## Aim of the exercise
Whenever a line in this data holds the word "users", report that line in full.

··········

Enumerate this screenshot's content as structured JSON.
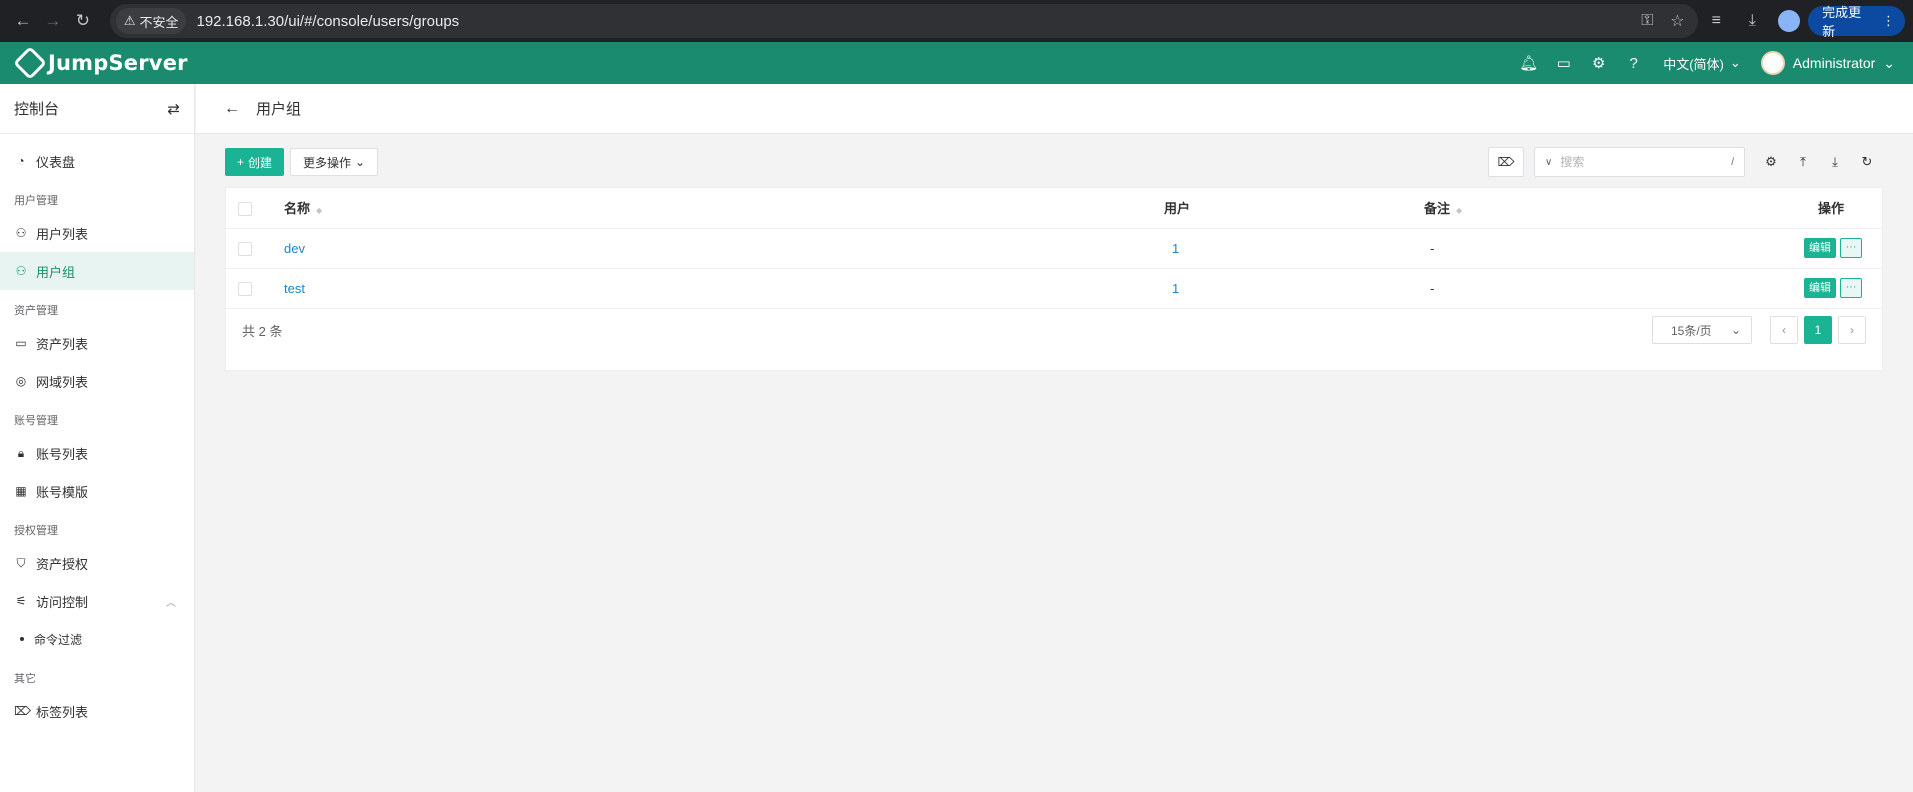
{
  "browser": {
    "security_label": "不安全",
    "url": "192.168.1.30/ui/#/console/users/groups",
    "update_label": "完成更新"
  },
  "header": {
    "logo": "JumpServer",
    "language": "中文(简体)",
    "user": "Administrator"
  },
  "sidebar": {
    "title": "控制台",
    "dashboard": "仪表盘",
    "groups": [
      {
        "title": "用户管理",
        "items": [
          "用户列表",
          "用户组"
        ]
      },
      {
        "title": "资产管理",
        "items": [
          "资产列表",
          "网域列表"
        ]
      },
      {
        "title": "账号管理",
        "items": [
          "账号列表",
          "账号模版"
        ]
      },
      {
        "title": "授权管理",
        "items": [
          "资产授权",
          "访问控制"
        ]
      },
      {
        "title": "其它",
        "items": [
          "标签列表"
        ]
      }
    ],
    "access_control_sub": "命令过滤"
  },
  "page": {
    "title": "用户组"
  },
  "toolbar": {
    "create": "创建",
    "more_actions": "更多操作",
    "search_placeholder": "搜索",
    "search_shortcut": "/"
  },
  "table": {
    "columns": {
      "name": "名称",
      "users": "用户",
      "comment": "备注",
      "actions": "操作"
    },
    "rows": [
      {
        "name": "dev",
        "users": "1",
        "comment": "-",
        "edit": "编辑",
        "more": "···"
      },
      {
        "name": "test",
        "users": "1",
        "comment": "-",
        "edit": "编辑",
        "more": "···"
      }
    ]
  },
  "pagination": {
    "total": "共 2 条",
    "page_size": "15条/页",
    "current_page": "1"
  },
  "colors": {
    "brand": "#1b8b6f",
    "primary": "#1ab394",
    "link": "#1c84c6"
  }
}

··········

## Exercise result
    "url": "192.168.1.30/ui/#/console/users/groups",
      "users": "用户",
        "users": "1",
        "users": "1",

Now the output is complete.